« Reply #29 on: April 09, 2022, 09:58:22 PM »
We do not own a radio station.  We purchase time between 8:00 and 9:00 AM on Sunday mornings.  I believe the Bible Baptist church is on before us and Trinity (ELCA) afterwards, but I could be wrong as I am kinda busy at that time.  I think the station charges us $125 for the roughly one hour we get.  I always say it is the best money we spend: LOTS of non-members listen (including many members of other churches, as they get ready for their own services later in the morning).  Shortly after I arrived in Crookston, I got a letter from a woman near the Canadian border who said if the weather cooperated, she listened to us weekly.  The radio station is now available via internet and so a few years back we had a former member and her husband listen north of the Arctic Circle where they were teaching Eskimo children.


Thanks you.
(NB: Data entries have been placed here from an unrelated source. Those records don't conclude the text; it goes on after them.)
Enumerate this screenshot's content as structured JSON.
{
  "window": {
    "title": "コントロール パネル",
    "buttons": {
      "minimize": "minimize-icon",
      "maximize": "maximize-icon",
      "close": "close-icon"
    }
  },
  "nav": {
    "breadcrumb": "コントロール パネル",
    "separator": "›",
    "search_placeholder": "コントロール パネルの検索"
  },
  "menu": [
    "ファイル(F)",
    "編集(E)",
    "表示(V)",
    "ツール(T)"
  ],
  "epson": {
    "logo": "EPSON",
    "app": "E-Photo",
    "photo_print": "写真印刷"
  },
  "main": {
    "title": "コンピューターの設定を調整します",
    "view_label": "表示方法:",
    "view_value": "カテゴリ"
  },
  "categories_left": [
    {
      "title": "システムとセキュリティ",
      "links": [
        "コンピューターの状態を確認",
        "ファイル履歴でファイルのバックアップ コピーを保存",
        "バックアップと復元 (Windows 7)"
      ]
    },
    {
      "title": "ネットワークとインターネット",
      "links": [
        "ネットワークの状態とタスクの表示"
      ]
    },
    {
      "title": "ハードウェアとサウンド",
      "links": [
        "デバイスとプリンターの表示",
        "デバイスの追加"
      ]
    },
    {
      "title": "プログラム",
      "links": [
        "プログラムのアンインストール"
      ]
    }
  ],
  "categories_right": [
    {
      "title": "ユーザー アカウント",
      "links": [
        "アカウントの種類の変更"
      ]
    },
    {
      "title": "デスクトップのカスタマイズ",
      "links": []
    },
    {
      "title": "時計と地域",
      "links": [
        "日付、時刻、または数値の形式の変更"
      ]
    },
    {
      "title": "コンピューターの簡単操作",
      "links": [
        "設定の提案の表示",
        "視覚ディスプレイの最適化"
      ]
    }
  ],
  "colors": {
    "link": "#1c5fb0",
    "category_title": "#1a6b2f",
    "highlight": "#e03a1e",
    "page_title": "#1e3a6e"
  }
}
Makes more sense.
Chuck Ruthroff

I learned long ago, never to wrestle with a pig. You both get dirty, and besides, the pig likes it. —George Bernard Shaw